#### Task instructions
Output the data once more, exactly as given.

#### Component data from apps and pages
╔══

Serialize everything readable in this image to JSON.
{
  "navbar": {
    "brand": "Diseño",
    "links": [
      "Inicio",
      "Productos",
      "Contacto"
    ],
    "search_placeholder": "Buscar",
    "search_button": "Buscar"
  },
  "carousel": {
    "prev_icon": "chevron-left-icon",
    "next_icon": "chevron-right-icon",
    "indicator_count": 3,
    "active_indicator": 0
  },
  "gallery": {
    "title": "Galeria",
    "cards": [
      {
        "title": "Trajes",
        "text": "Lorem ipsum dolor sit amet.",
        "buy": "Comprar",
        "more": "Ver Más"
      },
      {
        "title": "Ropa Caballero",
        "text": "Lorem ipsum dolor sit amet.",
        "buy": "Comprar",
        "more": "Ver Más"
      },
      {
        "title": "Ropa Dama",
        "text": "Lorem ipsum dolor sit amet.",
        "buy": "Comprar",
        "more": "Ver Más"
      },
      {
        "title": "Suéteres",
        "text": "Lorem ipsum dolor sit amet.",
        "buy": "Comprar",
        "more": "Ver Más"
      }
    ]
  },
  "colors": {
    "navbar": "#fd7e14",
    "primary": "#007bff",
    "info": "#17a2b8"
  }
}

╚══

#### Problem solution
Serialize everything readable in this image to JSON.
{
  "navbar": {
    "brand": "Diseño",
    "links": [
      "Inicio",
      "Productos",
      "Contacto"
    ],
    "search_placeholder": "Buscar",
    "search_button": "Buscar"
  },
  "carousel": {
    "prev_icon": "chevron-left-icon",
    "next_icon": "chevron-right-icon",
    "indicator_count": 3,
    "active_indicator": 0
  },
  "gallery": {
    "title": "Galeria",
    "cards": [
      {
        "title": "Trajes",
        "text": "Lorem ipsum dolor sit amet.",
        "buy": "Comprar",
        "more": "Ver Más"
      },
      {
        "title": "Ropa Caballero",
        "text": "Lorem ipsum dolor sit amet.",
        "buy": "Comprar",
        "more": "Ver Más"
      },
      {
        "title": "Ropa Dama",
        "text": "Lorem ipsum dolor sit amet.",
        "buy": "Comprar",
        "more": "Ver Más"
      },
      {
        "title": "Suéteres",
        "text": "Lorem ipsum dolor sit amet.",
        "buy": "Comprar",
        "more": "Ver Más"
      }
    ]
  },
  "colors": {
    "navbar": "#fd7e14",
    "primary": "#007bff",
    "info": "#17a2b8"
  }
}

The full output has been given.